> TASK PROMPT
Within the entries below, every line containing "JSON" is to be copied.

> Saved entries
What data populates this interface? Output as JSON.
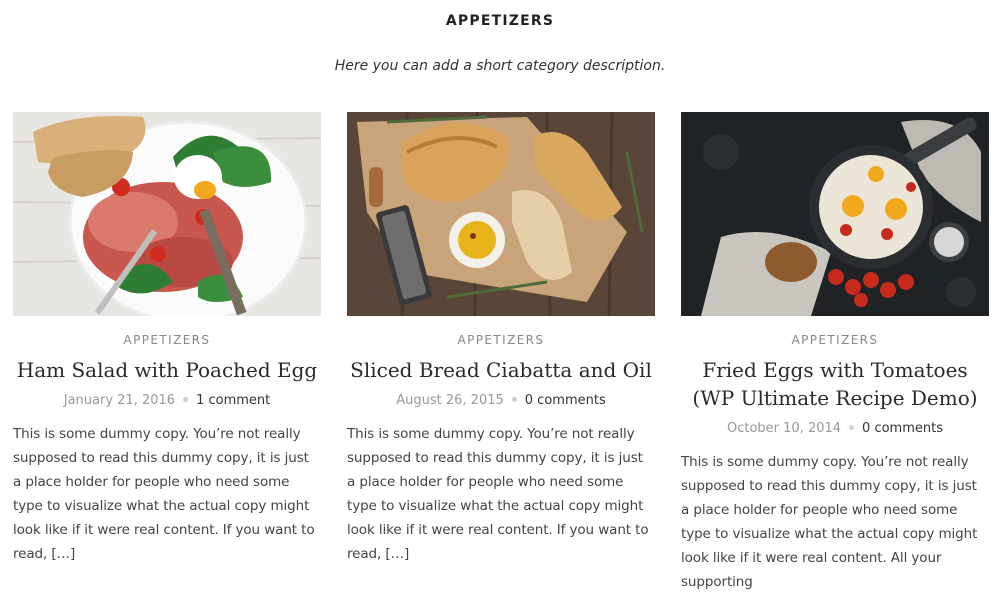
{
  "page": {
    "title": "APPETIZERS",
    "description": "Here you can add a short category description."
  },
  "posts": [
    {
      "category": "APPETIZERS",
      "title": "Ham Salad with Poached Egg",
      "date": "January 21, 2016",
      "comments": "1 comment",
      "excerpt": "This is some dummy copy. You’re not really supposed to read this dummy copy, it is just a place holder for people who need some type to visualize what the actual copy might look like if it were real content. If you want to read, […]"
    },
    {
      "category": "APPETIZERS",
      "title": "Sliced Bread Ciabatta and Oil",
      "date": "August 26, 2015",
      "comments": "0 comments",
      "excerpt": "This is some dummy copy. You’re not really supposed to read this dummy copy, it is just a place holder for people who need some type to visualize what the actual copy might look like if it were real content. If you want to read, […]"
    },
    {
      "category": "APPETIZERS",
      "title": "Fried Eggs with Tomatoes (WP Ultimate Recipe Demo)",
      "date": "October 10, 2014",
      "comments": "0 comments",
      "excerpt": "This is some dummy copy. You’re not really supposed to read this dummy copy, it is just a place holder for people who need some type to visualize what the actual copy might look like if it were real content. All your supporting"
    }
  ],
  "colors": {
    "text": "#333333",
    "muted": "#888888",
    "dot": "#cfcfcf"
  }
}
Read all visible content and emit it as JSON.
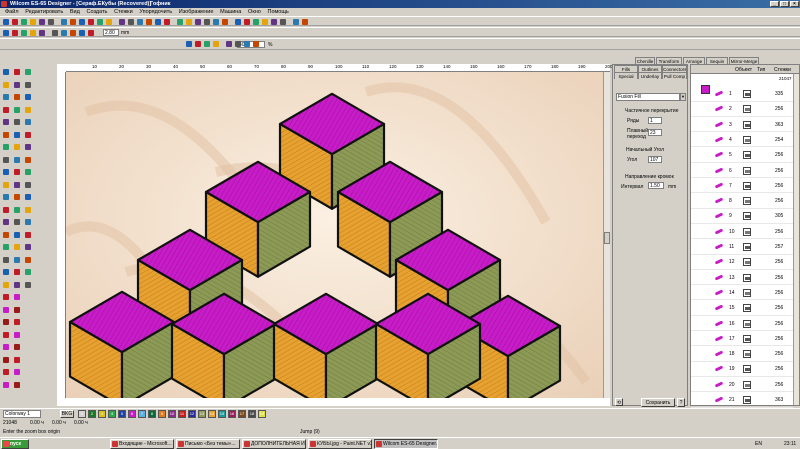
{
  "window": {
    "title": "Wilcom ES-65 Designer - [Сераф.ЕКубы (Recovered)]",
    "tab": "Гофник",
    "controls": [
      "_",
      "□",
      "×"
    ]
  },
  "menu": [
    "Файл",
    "Редактировать",
    "Вид",
    "Создать",
    "Стежки",
    "Упорядочить",
    "Изображение",
    "Машина",
    "Окно",
    "Помощь"
  ],
  "toolbar": {
    "width_value": "2.80",
    "width_unit": "mm",
    "zoom_value": "405",
    "zoom_unit": "%"
  },
  "canvas": {
    "ruler_marks": [
      "10",
      "20",
      "30",
      "40",
      "50",
      "60",
      "70",
      "80",
      "90",
      "100",
      "110",
      "120",
      "130",
      "140",
      "150",
      "160",
      "170",
      "180",
      "190",
      "200"
    ],
    "colors": {
      "magenta": "#c81cc8",
      "olive": "#8c9a56",
      "orange": "#e7a130",
      "outline": "#111111",
      "background": "#f3e3d3"
    }
  },
  "properties": {
    "tabs_top": [
      "Fills",
      "Outlines",
      "Connectors"
    ],
    "tabs_bottom": [
      "Special",
      "Underlay",
      "Pull Comp"
    ],
    "fill_type": "Fusion Fill",
    "section_partial": "Частичное перекрытие",
    "rows_label": "Ряды",
    "rows_value": "1",
    "smooth_label": "Плавный переход",
    "smooth_value": "23",
    "angle_section": "Начальный Угол",
    "angle_label": "Угол",
    "angle_value": "107",
    "direction_section": "Направление кромок",
    "spacing_label": "Интервал",
    "spacing_value": "1.50",
    "spacing_unit": "mm",
    "save_label": "Сохранить"
  },
  "right_tabs": [
    "Chenille",
    "Transform",
    "Arrange",
    "Sequin",
    "Mirror-Merge"
  ],
  "sequence": {
    "headers": [
      "",
      "Объект",
      "Тип",
      "Стежки"
    ],
    "total": "21047",
    "rows": [
      {
        "num": "1",
        "stitches": "335"
      },
      {
        "num": "2",
        "stitches": "256"
      },
      {
        "num": "3",
        "stitches": "363"
      },
      {
        "num": "4",
        "stitches": "254"
      },
      {
        "num": "5",
        "stitches": "256"
      },
      {
        "num": "6",
        "stitches": "256"
      },
      {
        "num": "7",
        "stitches": "256"
      },
      {
        "num": "8",
        "stitches": "256"
      },
      {
        "num": "9",
        "stitches": "305"
      },
      {
        "num": "10",
        "stitches": "256"
      },
      {
        "num": "11",
        "stitches": "257"
      },
      {
        "num": "12",
        "stitches": "256"
      },
      {
        "num": "13",
        "stitches": "256"
      },
      {
        "num": "14",
        "stitches": "256"
      },
      {
        "num": "15",
        "stitches": "256"
      },
      {
        "num": "16",
        "stitches": "256"
      },
      {
        "num": "17",
        "stitches": "256"
      },
      {
        "num": "18",
        "stitches": "256"
      },
      {
        "num": "19",
        "stitches": "256"
      },
      {
        "num": "20",
        "stitches": "256"
      },
      {
        "num": "21",
        "stitches": "363"
      }
    ]
  },
  "bottom": {
    "colorway": "Colorway 1",
    "bkg": "BKG",
    "swatches": [
      {
        "label": "1",
        "color": "#d3d3d3"
      },
      {
        "label": "2",
        "color": "#1a7a2a"
      },
      {
        "label": "3",
        "color": "#d8c21a"
      },
      {
        "label": "4",
        "color": "#2aa94a"
      },
      {
        "label": "5",
        "color": "#1f3fa8"
      },
      {
        "label": "6",
        "color": "#c81cc8"
      },
      {
        "label": "7",
        "color": "#5ab0e0"
      },
      {
        "label": "8",
        "color": "#0a6a3a"
      },
      {
        "label": "9",
        "color": "#e07a1a"
      },
      {
        "label": "10",
        "color": "#8a2a8a"
      },
      {
        "label": "11",
        "color": "#c81c1c"
      },
      {
        "label": "12",
        "color": "#2a2a9a"
      },
      {
        "label": "13",
        "color": "#8c9a56"
      },
      {
        "label": "14",
        "color": "#e7a130"
      },
      {
        "label": "15",
        "color": "#1a9a9a"
      },
      {
        "label": "16",
        "color": "#9a1a5a"
      },
      {
        "label": "17",
        "color": "#7a4a1a"
      },
      {
        "label": "18",
        "color": "#4a4a4a"
      },
      {
        "label": "19",
        "color": "#e0e040"
      }
    ]
  },
  "status": {
    "stitch_count": "21048",
    "x_value": "0.00 ч",
    "y_value": "0.00 ч",
    "w_value": "0.00 ч",
    "hint": "Enter the zoom box origin",
    "jump": "Jump (9)"
  },
  "taskbar": {
    "start": "пуск",
    "tasks": [
      "Входящие - Microsoft...",
      "Письмо «Без темы»...",
      "ДОПОЛНИТЕЛЬНАЯ ИНФ...",
      "КУБЫ.jpg - Paint.NET v3...",
      "Wilcom ES-65 Designer..."
    ],
    "lang": "EN",
    "clock": "23:11"
  }
}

> YOUR RESPONSE
What data populates this interface? Output as JSON.
Read all visible content and emit it as JSON.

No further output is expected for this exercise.